"Clear skies over much of the USA today. #GoodMorning from @Space_Station! #YearInSpace," the astronaut wrote on Twitter Sept. 15.
Kelly and his Russian counterpart, Mikhail Kornienko, are spending double the typical time of an International Space Station crew member in space. The goal of the mission is to better understand how the body changes in microgravity. [Liftoff! US, Russia Launch Historic One-Year Space Mission]
Kelly and Kornienko are doing a suite of experiments to look at their bone loss, muscle tone, eye pressure and other indicators that commonly change for astronauts who are in space between four and six months.
In addition, Kelly is doing a set of genetic experiments to compare with his twin brother Mark Kelly. Mark is a retired space shuttle astronaut who commanded one of the last missions in 2011.
NASA says the year-long mission will help it better position itself for a future mission to Mars.

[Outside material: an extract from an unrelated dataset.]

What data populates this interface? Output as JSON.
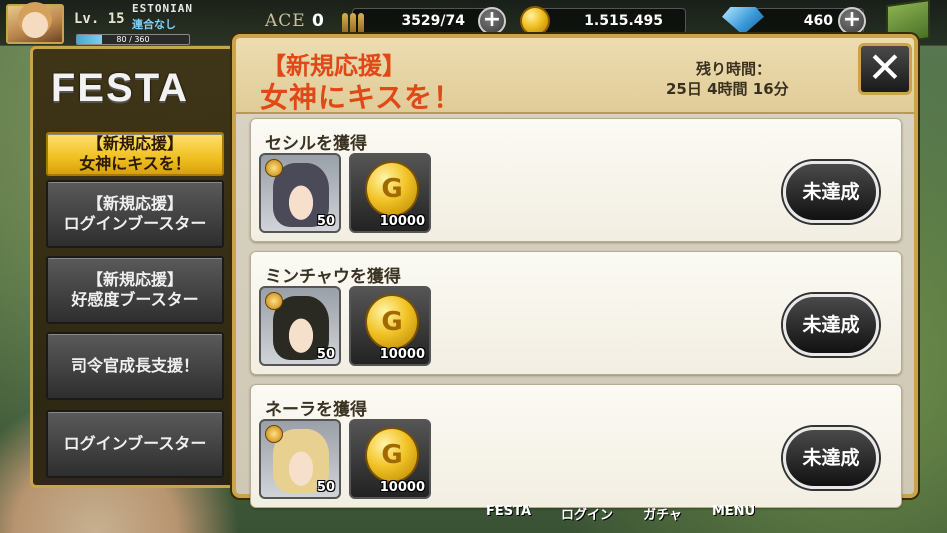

While the longest single stay in space was 437 days (by Valeri Polyakov in 1994 to 1995, on the Russian Mir space station), a Mars mission would take at least 500 days.
Prior to this mission, a few year-long (or longer) missions took place on Mir in the 1990s. Today's better genetic technology and deeper understanding of how the human body is influenced by microgravity helped NASA and the Russian Federal Space Agency to go forward with the longer mission for Kelly and Kornienko.